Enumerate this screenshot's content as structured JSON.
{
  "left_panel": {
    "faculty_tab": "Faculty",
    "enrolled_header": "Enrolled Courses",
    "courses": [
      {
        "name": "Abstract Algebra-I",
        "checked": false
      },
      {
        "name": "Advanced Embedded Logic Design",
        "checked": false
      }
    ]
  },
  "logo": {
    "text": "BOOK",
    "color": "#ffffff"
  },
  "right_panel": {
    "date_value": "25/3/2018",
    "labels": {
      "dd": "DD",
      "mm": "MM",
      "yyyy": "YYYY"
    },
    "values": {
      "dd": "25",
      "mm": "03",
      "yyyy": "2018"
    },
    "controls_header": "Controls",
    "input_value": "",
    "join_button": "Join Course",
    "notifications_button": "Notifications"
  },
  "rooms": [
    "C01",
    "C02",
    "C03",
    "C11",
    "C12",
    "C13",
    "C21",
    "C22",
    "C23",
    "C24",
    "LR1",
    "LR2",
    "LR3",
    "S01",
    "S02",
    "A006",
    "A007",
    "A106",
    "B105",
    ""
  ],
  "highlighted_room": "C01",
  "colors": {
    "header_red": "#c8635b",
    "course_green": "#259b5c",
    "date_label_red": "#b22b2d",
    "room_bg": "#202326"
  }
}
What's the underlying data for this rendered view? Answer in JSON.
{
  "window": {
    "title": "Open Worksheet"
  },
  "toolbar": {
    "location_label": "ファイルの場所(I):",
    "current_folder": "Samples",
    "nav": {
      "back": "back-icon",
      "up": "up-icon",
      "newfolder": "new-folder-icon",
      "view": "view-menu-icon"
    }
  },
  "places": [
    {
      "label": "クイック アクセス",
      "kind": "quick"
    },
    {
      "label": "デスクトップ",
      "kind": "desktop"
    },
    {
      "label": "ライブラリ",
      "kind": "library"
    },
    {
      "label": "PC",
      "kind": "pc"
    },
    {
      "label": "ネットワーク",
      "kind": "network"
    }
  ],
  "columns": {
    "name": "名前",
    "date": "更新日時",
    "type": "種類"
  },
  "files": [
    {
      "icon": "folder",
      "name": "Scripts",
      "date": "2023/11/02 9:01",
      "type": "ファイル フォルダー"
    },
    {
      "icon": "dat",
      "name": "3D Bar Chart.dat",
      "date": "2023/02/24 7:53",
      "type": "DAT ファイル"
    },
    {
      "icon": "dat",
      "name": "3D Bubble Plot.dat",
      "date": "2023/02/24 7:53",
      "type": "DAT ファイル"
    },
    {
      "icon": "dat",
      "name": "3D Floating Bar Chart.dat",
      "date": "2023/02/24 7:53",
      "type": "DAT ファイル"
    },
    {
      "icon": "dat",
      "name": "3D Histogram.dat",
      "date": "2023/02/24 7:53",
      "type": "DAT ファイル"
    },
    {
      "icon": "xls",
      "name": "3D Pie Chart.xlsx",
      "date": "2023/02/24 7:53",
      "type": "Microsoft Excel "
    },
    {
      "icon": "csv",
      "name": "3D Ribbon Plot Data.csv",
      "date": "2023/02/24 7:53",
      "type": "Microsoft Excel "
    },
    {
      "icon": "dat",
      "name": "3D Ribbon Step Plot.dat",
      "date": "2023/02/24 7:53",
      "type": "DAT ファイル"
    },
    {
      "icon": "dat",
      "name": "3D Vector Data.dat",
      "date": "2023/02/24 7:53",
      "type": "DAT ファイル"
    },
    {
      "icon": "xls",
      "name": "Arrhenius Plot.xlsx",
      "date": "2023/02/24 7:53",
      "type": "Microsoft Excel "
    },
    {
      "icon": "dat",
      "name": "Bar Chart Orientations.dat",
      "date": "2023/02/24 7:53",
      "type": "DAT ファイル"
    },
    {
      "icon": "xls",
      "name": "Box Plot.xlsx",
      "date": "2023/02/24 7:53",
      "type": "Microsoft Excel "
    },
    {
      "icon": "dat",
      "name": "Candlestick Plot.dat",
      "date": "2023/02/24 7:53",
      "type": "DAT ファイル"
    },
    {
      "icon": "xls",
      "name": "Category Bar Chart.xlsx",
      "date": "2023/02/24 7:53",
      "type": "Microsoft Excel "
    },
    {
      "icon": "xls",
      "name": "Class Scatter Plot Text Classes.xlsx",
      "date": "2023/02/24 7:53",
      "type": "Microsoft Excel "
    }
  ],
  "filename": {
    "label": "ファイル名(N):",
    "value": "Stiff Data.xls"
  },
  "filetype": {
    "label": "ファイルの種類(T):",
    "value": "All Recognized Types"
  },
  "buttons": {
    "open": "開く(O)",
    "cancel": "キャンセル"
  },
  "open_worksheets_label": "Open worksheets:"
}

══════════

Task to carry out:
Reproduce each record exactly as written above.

Solution to the problem:
Enumerate this screenshot's content as structured JSON.
{
  "left_panel": {
    "faculty_tab": "Faculty",
    "enrolled_header": "Enrolled Courses",
    "courses": [
      {
        "name": "Abstract Algebra-I",
        "checked": false
      },
      {
        "name": "Advanced Embedded Logic Design",
        "checked": false
      }
    ]
  },
  "logo": {
    "text": "BOOK",
    "color": "#ffffff"
  },
  "right_panel": {
    "date_value": "25/3/2018",
    "labels": {
      "dd": "DD",
      "mm": "MM",
      "yyyy": "YYYY"
    },
    "values": {
      "dd": "25",
      "mm": "03",
      "yyyy": "2018"
    },
    "controls_header": "Controls",
    "input_value": "",
    "join_button": "Join Course",
    "notifications_button": "Notifications"
  },
  "rooms": [
    "C01",
    "C02",
    "C03",
    "C11",
    "C12",
    "C13",
    "C21",
    "C22",
    "C23",
    "C24",
    "LR1",
    "LR2",
    "LR3",
    "S01",
    "S02",
    "A006",
    "A007",
    "A106",
    "B105",
    ""
  ],
  "highlighted_room": "C01",
  "colors": {
    "header_red": "#c8635b",
    "course_green": "#259b5c",
    "date_label_red": "#b22b2d",
    "room_bg": "#202326"
  }
}
What's the underlying data for this rendered view? Answer in JSON.
{
  "window": {
    "title": "Open Worksheet"
  },
  "toolbar": {
    "location_label": "ファイルの場所(I):",
    "current_folder": "Samples",
    "nav": {
      "back": "back-icon",
      "up": "up-icon",
      "newfolder": "new-folder-icon",
      "view": "view-menu-icon"
    }
  },
  "places": [
    {
      "label": "クイック アクセス",
      "kind": "quick"
    },
    {
      "label": "デスクトップ",
      "kind": "desktop"
    },
    {
      "label": "ライブラリ",
      "kind": "library"
    },
    {
      "label": "PC",
      "kind": "pc"
    },
    {
      "label": "ネットワーク",
      "kind": "network"
    }
  ],
  "columns": {
    "name": "名前",
    "date": "更新日時",
    "type": "種類"
  },
  "files": [
    {
      "icon": "folder",
      "name": "Scripts",
      "date": "2023/11/02 9:01",
      "type": "ファイル フォルダー"
    },
    {
      "icon": "dat",
      "name": "3D Bar Chart.dat",
      "date": "2023/02/24 7:53",
      "type": "DAT ファイル"
    },
    {
      "icon": "dat",
      "name": "3D Bubble Plot.dat",
      "date": "2023/02/24 7:53",
      "type": "DAT ファイル"
    },
    {
      "icon": "dat",
      "name": "3D Floating Bar Chart.dat",
      "date": "2023/02/24 7:53",
      "type": "DAT ファイル"
    },
    {
      "icon": "dat",
      "name": "3D Histogram.dat",
      "date": "2023/02/24 7:53",
      "type": "DAT ファイル"
    },
    {
      "icon": "xls",
      "name": "3D Pie Chart.xlsx",
      "date": "2023/02/24 7:53",
      "type": "Microsoft Excel "
    },
    {
      "icon": "csv",
      "name": "3D Ribbon Plot Data.csv",
      "date": "2023/02/24 7:53",
      "type": "Microsoft Excel "
    },
    {
      "icon": "dat",
      "name": "3D Ribbon Step Plot.dat",
      "date": "2023/02/24 7:53",
      "type": "DAT ファイル"
    },
    {
      "icon": "dat",
      "name": "3D Vector Data.dat",
      "date": "2023/02/24 7:53",
      "type": "DAT ファイル"
    },
    {
      "icon": "xls",
      "name": "Arrhenius Plot.xlsx",
      "date": "2023/02/24 7:53",
      "type": "Microsoft Excel "
    },
    {
      "icon": "dat",
      "name": "Bar Chart Orientations.dat",
      "date": "2023/02/24 7:53",
      "type": "DAT ファイル"
    },
    {
      "icon": "xls",
      "name": "Box Plot.xlsx",
      "date": "2023/02/24 7:53",
      "type": "Microsoft Excel "
    },
    {
      "icon": "dat",
      "name": "Candlestick Plot.dat",
      "date": "2023/02/24 7:53",
      "type": "DAT ファイル"
    },
    {
      "icon": "xls",
      "name": "Category Bar Chart.xlsx",
      "date": "2023/02/24 7:53",
      "type": "Microsoft Excel "
    },
    {
      "icon": "xls",
      "name": "Class Scatter Plot Text Classes.xlsx",
      "date": "2023/02/24 7:53",
      "type": "Microsoft Excel "
    }
  ],
  "filename": {
    "label": "ファイル名(N):",
    "value": "Stiff Data.xls"
  },
  "filetype": {
    "label": "ファイルの種類(T):",
    "value": "All Recognized Types"
  },
  "buttons": {
    "open": "開く(O)",
    "cancel": "キャンセル"
  },
  "open_worksheets_label": "Open worksheets:"
}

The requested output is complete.